- **EXTRACTED MATERIAL**
● ● ● ●

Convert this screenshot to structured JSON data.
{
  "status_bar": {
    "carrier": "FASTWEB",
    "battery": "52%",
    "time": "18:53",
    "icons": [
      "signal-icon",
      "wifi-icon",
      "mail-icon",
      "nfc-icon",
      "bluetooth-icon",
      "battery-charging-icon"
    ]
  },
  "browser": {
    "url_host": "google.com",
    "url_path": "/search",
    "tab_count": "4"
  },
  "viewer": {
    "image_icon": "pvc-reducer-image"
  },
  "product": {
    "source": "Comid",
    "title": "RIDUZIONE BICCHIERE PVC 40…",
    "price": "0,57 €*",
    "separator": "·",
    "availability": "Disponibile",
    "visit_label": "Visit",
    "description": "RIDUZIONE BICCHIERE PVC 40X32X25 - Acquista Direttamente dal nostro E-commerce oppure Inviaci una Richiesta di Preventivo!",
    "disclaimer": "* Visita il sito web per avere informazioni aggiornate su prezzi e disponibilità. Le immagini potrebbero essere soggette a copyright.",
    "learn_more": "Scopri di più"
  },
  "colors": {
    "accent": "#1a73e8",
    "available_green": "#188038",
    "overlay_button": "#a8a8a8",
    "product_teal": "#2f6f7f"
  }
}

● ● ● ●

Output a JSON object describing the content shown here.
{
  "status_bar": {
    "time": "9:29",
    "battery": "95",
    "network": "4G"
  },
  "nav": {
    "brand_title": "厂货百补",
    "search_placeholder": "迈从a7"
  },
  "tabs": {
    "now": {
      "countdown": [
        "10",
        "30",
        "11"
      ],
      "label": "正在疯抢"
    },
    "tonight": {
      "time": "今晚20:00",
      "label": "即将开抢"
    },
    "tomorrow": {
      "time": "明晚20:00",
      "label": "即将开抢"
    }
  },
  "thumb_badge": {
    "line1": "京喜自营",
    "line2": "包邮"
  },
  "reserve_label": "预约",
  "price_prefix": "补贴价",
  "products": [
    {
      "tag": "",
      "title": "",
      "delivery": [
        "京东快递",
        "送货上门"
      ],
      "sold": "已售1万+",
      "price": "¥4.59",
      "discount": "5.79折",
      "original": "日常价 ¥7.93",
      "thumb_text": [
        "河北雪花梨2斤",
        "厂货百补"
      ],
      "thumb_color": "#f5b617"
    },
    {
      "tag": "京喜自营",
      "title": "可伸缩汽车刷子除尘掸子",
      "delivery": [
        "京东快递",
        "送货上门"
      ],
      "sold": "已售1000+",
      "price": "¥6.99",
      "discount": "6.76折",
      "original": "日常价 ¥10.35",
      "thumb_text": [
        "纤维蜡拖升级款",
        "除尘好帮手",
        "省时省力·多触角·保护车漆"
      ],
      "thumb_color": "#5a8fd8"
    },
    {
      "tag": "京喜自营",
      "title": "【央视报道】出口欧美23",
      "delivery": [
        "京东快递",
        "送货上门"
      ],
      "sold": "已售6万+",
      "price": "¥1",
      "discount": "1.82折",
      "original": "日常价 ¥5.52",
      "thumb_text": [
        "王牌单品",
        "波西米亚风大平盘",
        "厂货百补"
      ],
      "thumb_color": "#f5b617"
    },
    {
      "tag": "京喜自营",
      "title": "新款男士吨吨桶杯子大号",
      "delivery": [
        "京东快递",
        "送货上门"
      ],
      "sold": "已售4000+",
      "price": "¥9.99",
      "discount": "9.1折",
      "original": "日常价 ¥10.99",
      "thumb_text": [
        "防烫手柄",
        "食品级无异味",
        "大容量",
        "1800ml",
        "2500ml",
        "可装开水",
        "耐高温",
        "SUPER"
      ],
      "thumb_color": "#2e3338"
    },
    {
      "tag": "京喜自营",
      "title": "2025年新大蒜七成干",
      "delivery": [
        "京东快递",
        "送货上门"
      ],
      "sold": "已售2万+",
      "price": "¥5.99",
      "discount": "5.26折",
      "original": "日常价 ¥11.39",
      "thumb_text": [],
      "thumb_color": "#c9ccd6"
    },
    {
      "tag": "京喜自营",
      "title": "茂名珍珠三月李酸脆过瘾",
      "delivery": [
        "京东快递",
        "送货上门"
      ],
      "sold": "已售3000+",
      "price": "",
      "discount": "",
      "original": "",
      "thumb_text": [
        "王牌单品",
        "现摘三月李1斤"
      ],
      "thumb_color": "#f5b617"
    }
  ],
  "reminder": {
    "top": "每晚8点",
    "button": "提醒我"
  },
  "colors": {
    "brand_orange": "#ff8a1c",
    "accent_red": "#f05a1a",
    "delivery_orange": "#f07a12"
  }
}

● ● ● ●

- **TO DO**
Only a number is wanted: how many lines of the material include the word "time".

- **SOLUTION TO THIS PROBLEM**
4